EXERCISE INPUT >>

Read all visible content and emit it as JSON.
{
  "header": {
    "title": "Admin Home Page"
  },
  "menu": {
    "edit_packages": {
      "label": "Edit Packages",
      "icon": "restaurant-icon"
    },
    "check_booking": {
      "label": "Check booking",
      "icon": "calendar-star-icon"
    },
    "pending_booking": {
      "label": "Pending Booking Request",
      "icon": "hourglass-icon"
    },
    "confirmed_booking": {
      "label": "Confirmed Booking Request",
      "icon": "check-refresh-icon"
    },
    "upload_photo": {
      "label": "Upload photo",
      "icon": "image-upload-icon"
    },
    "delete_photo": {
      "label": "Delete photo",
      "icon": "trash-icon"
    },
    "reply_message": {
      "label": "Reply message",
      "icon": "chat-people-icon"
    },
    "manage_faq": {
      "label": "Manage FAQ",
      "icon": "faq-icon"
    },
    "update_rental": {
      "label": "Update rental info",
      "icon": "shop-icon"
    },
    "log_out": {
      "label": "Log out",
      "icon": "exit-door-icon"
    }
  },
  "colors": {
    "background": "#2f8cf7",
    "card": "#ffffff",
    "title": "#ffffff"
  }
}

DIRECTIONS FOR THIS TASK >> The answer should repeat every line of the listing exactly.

REPLY >>
Read all visible content and emit it as JSON.
{
  "header": {
    "title": "Admin Home Page"
  },
  "menu": {
    "edit_packages": {
      "label": "Edit Packages",
      "icon": "restaurant-icon"
    },
    "check_booking": {
      "label": "Check booking",
      "icon": "calendar-star-icon"
    },
    "pending_booking": {
      "label": "Pending Booking Request",
      "icon": "hourglass-icon"
    },
    "confirmed_booking": {
      "label": "Confirmed Booking Request",
      "icon": "check-refresh-icon"
    },
    "upload_photo": {
      "label": "Upload photo",
      "icon": "image-upload-icon"
    },
    "delete_photo": {
      "label": "Delete photo",
      "icon": "trash-icon"
    },
    "reply_message": {
      "label": "Reply message",
      "icon": "chat-people-icon"
    },
    "manage_faq": {
      "label": "Manage FAQ",
      "icon": "faq-icon"
    },
    "update_rental": {
      "label": "Update rental info",
      "icon": "shop-icon"
    },
    "log_out": {
      "label": "Log out",
      "icon": "exit-door-icon"
    }
  },
  "colors": {
    "background": "#2f8cf7",
    "card": "#ffffff",
    "title": "#ffffff"
  }
}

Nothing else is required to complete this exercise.